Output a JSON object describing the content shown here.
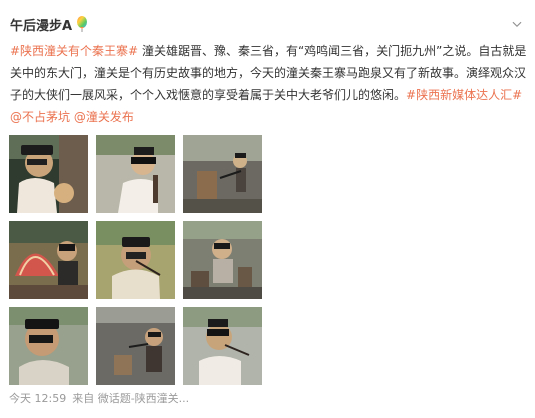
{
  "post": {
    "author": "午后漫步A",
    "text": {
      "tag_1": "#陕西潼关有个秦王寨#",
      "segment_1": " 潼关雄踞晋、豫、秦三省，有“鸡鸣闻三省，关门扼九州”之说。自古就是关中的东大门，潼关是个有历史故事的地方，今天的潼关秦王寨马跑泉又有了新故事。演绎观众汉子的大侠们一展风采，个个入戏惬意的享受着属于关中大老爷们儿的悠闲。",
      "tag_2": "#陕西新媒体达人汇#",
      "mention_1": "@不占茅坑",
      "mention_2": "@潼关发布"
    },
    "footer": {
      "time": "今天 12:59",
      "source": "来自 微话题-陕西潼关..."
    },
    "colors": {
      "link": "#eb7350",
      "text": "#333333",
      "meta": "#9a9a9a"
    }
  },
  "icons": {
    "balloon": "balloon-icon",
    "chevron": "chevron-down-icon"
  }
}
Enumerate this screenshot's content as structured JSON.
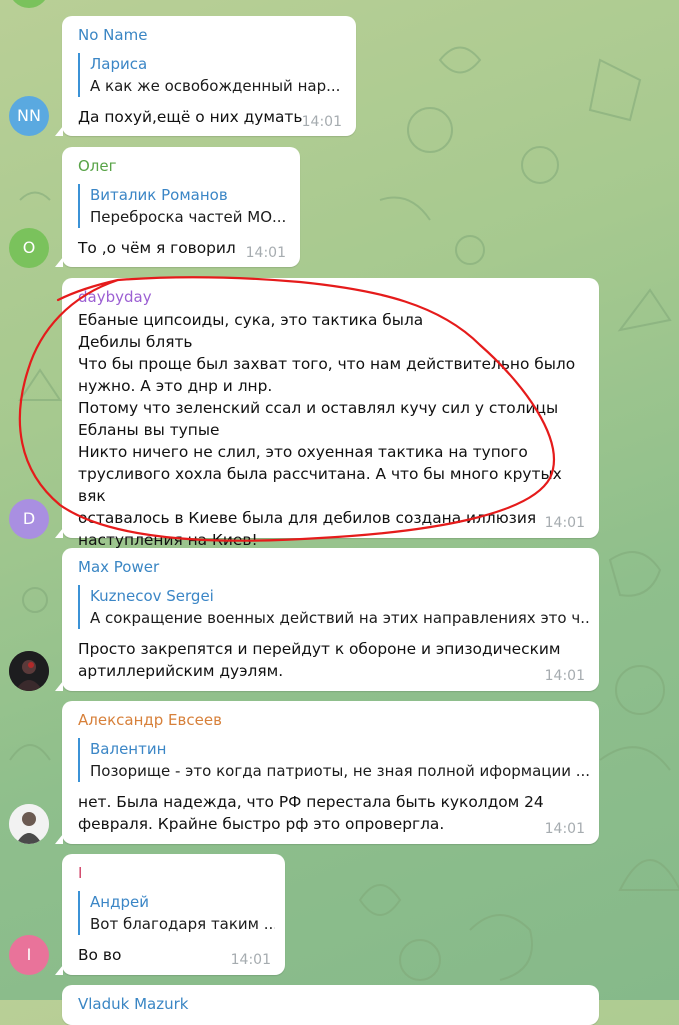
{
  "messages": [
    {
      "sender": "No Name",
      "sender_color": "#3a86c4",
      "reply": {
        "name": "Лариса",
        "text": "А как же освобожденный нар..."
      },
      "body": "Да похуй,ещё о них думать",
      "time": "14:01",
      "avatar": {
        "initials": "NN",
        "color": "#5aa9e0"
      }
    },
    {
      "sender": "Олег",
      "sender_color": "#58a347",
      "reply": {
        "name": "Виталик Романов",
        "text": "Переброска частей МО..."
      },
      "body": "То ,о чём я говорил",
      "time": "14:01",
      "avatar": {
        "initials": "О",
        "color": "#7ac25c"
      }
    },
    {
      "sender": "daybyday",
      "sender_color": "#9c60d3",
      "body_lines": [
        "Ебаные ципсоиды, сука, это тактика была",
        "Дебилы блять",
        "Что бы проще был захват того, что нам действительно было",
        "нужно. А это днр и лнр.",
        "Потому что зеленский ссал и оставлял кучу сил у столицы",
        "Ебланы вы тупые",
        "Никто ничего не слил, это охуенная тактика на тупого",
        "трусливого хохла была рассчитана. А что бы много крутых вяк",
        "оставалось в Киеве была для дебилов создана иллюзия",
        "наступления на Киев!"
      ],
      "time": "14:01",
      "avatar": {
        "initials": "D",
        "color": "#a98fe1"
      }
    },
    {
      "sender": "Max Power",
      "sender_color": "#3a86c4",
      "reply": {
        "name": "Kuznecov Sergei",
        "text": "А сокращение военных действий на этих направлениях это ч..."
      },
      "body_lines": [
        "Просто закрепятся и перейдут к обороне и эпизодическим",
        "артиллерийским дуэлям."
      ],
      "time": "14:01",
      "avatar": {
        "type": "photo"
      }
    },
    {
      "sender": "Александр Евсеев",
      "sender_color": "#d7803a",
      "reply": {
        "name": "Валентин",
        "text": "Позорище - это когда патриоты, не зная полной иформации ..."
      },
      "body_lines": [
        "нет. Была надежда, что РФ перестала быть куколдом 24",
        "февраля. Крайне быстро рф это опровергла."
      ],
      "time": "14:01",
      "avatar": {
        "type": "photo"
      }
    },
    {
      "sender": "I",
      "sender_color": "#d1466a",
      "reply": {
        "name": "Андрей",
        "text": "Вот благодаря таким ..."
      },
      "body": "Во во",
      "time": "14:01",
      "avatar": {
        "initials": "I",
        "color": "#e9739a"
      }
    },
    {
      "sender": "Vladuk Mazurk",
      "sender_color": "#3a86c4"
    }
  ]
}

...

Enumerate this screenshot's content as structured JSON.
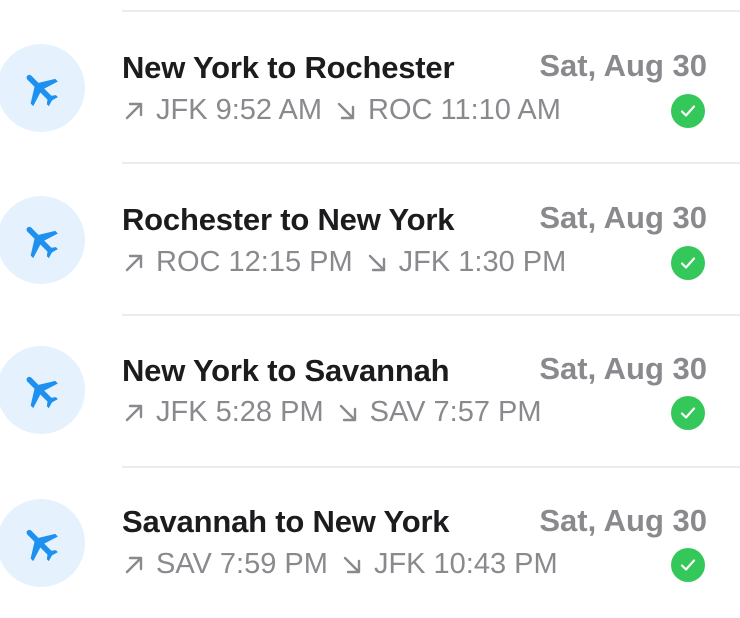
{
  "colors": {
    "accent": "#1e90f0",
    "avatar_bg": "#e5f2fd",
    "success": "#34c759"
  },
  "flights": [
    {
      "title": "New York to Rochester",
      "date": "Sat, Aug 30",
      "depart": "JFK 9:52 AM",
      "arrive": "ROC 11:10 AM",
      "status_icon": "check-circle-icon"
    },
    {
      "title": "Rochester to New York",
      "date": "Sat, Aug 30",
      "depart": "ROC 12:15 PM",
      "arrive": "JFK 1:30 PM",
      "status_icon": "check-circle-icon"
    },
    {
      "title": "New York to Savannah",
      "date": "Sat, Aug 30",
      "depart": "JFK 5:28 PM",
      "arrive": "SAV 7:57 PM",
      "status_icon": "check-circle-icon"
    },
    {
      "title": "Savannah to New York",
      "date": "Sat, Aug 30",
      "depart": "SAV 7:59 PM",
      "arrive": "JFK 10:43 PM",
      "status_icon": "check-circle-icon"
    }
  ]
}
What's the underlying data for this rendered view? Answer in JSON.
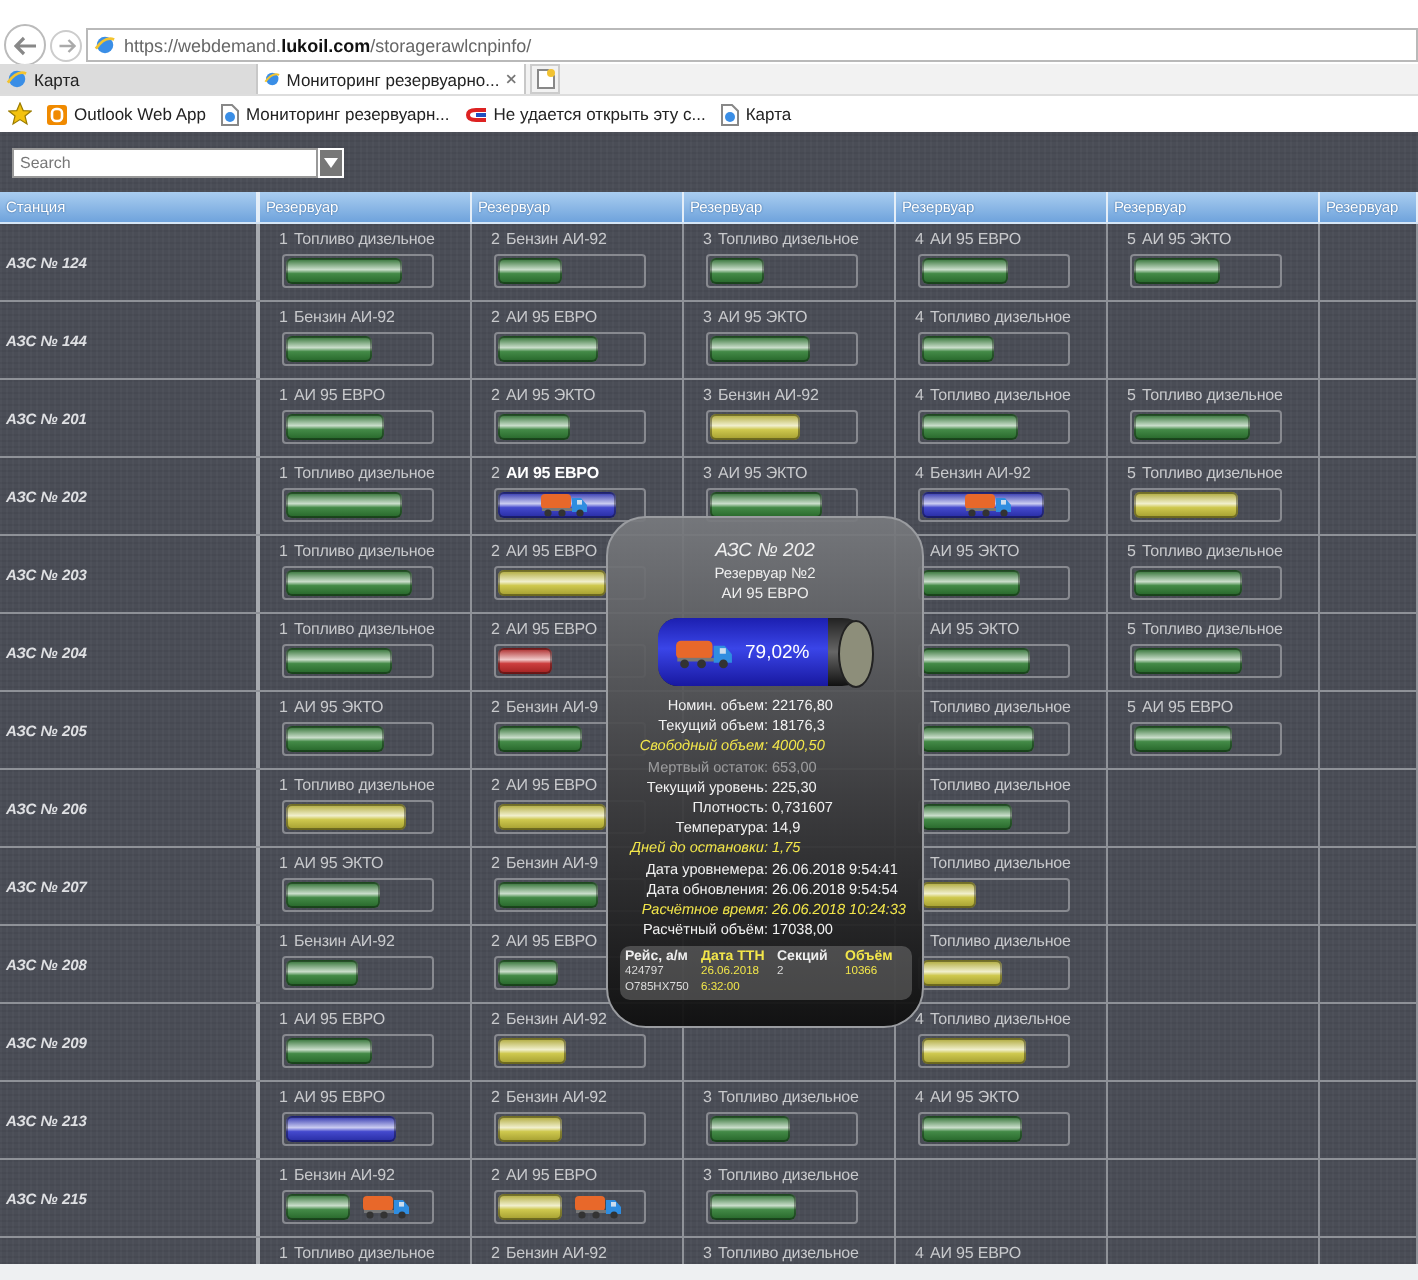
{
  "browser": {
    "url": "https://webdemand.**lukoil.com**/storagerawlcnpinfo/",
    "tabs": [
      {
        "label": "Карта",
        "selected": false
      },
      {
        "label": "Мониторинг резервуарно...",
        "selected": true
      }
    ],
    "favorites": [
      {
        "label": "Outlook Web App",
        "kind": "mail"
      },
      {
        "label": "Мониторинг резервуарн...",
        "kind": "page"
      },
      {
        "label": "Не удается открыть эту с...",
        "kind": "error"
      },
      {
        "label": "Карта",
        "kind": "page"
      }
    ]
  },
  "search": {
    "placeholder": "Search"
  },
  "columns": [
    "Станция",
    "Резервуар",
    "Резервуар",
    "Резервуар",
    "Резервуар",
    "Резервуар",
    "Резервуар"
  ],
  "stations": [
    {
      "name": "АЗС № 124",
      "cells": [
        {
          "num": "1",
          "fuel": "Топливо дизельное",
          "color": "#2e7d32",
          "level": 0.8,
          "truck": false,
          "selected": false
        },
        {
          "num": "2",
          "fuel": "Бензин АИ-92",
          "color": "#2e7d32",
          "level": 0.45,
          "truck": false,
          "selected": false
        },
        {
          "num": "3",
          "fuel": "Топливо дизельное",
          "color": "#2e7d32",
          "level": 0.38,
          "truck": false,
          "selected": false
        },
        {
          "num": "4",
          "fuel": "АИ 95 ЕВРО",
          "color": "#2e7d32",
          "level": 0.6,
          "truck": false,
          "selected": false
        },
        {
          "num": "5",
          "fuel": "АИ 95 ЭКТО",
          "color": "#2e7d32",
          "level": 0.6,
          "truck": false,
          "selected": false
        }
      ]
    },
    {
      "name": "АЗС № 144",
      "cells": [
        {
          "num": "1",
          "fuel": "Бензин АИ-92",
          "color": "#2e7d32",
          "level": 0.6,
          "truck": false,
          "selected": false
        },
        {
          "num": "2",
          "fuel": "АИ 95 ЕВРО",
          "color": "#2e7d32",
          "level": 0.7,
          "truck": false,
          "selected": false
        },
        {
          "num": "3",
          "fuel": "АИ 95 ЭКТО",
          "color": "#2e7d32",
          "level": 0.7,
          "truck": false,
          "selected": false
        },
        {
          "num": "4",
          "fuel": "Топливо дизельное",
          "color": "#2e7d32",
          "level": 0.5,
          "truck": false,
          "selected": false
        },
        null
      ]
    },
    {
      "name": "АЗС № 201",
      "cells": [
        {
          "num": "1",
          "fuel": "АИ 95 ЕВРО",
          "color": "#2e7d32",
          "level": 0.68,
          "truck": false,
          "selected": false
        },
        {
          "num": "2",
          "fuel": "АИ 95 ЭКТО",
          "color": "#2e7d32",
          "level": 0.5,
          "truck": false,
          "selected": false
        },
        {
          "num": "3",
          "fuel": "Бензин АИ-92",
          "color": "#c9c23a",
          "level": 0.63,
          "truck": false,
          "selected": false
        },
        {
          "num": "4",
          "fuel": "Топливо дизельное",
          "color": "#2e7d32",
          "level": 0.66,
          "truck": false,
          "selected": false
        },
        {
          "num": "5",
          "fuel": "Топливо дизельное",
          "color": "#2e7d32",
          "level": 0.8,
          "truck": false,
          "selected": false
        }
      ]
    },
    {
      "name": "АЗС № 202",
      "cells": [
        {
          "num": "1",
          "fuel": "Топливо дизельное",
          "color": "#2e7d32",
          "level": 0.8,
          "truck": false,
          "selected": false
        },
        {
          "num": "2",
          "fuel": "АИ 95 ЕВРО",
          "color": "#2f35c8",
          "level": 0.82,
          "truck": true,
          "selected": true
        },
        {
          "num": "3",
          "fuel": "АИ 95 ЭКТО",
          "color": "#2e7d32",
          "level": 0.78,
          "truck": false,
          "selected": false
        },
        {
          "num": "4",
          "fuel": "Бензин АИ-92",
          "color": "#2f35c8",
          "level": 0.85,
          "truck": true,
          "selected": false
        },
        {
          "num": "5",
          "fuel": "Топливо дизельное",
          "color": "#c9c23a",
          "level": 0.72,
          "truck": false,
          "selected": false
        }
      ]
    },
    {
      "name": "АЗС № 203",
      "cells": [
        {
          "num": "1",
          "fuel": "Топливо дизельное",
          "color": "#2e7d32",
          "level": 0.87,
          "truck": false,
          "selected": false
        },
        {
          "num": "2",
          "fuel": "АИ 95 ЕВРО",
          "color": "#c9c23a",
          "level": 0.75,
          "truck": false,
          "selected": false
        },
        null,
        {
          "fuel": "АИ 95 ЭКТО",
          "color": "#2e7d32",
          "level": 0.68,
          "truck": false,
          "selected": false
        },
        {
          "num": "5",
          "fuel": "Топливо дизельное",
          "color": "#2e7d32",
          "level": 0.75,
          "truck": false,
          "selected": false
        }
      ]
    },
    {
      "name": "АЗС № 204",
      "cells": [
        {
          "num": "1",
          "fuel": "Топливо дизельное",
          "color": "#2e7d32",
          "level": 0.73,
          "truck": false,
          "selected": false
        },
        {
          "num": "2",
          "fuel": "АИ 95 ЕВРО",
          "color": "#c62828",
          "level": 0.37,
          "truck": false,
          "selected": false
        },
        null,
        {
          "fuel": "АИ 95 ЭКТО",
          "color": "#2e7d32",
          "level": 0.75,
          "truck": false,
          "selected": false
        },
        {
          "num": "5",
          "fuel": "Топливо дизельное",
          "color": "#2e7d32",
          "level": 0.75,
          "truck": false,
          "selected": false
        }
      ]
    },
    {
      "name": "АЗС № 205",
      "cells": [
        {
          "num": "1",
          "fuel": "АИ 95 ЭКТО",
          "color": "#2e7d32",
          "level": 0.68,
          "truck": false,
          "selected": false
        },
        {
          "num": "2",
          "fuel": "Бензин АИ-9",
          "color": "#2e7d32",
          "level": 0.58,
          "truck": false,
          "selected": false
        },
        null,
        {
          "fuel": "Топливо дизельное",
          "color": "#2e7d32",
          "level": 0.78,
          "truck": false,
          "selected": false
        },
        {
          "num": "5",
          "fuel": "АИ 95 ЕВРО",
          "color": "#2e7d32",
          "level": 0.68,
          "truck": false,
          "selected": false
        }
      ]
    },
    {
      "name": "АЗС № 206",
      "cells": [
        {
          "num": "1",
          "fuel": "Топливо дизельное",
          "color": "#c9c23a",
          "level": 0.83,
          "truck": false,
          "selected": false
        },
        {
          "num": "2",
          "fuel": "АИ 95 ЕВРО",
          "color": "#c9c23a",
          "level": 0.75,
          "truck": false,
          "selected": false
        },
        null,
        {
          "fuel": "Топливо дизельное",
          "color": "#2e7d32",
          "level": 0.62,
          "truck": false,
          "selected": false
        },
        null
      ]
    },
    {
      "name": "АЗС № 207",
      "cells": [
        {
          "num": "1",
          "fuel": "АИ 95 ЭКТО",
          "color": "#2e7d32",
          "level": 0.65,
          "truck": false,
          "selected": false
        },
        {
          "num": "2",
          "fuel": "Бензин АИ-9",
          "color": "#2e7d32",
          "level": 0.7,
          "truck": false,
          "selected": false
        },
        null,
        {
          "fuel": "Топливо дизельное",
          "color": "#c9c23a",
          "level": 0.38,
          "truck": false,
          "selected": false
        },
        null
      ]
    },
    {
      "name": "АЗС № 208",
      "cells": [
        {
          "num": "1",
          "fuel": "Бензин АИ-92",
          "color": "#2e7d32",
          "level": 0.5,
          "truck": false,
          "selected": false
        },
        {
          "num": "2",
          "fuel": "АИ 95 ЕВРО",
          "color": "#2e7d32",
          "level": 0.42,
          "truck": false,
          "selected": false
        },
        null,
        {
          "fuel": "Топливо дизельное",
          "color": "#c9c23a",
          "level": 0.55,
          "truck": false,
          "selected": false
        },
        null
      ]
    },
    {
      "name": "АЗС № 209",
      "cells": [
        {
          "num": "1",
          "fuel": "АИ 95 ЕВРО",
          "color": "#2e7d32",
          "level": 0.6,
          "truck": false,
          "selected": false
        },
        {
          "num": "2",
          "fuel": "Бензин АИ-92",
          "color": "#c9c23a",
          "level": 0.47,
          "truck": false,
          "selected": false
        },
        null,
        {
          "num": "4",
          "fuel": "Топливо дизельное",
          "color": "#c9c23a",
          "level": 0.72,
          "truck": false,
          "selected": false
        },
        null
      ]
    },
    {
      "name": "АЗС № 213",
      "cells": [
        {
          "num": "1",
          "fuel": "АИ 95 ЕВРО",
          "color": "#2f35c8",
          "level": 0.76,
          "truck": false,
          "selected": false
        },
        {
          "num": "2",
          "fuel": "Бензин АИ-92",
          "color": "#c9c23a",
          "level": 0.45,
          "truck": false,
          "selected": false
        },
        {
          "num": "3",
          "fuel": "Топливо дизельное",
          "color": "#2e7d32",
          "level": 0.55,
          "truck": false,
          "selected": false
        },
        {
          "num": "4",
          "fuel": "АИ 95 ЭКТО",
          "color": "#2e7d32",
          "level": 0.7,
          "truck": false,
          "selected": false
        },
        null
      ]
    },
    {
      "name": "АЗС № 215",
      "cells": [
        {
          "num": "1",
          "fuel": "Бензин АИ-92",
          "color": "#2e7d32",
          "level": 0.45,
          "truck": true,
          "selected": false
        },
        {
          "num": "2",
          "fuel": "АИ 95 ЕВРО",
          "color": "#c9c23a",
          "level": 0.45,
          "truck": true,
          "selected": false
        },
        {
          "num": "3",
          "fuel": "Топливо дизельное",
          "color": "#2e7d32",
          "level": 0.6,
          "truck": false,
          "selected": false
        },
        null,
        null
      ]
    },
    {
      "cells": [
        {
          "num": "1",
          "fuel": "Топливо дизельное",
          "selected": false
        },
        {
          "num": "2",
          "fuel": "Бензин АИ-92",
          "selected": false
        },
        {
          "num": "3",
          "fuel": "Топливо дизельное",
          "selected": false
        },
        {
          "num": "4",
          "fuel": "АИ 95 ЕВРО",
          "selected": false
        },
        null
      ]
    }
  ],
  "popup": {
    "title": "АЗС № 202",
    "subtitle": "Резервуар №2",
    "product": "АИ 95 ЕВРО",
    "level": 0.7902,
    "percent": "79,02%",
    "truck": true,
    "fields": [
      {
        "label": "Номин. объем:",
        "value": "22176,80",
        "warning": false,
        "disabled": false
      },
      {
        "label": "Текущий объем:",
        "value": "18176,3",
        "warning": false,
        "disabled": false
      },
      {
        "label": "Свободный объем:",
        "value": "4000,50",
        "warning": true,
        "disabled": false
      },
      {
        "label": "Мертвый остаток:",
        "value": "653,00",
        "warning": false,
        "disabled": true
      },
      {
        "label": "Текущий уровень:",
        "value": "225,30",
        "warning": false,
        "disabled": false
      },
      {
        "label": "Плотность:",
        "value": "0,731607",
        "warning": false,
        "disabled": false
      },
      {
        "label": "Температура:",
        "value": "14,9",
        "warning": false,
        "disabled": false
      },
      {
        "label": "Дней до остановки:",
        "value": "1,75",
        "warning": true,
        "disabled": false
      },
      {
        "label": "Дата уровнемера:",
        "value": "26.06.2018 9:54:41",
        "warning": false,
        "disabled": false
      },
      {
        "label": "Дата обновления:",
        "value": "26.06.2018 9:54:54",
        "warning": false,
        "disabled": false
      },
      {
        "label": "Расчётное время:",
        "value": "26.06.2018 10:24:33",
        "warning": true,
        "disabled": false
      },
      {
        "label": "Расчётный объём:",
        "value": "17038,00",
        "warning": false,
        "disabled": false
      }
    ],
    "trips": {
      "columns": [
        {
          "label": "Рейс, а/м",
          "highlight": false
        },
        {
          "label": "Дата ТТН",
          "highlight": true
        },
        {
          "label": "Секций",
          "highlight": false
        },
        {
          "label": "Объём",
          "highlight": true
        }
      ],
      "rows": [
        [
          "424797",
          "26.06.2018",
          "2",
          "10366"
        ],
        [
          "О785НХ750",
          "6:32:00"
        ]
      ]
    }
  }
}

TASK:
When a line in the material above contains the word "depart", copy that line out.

OUTPUT FOR THIS EXERCISE:
      "depart": "JFK 9:52 AM",
      "depart": "ROC 12:15 PM",
      "depart": "JFK 5:28 PM",
      "depart": "SAV 7:59 PM",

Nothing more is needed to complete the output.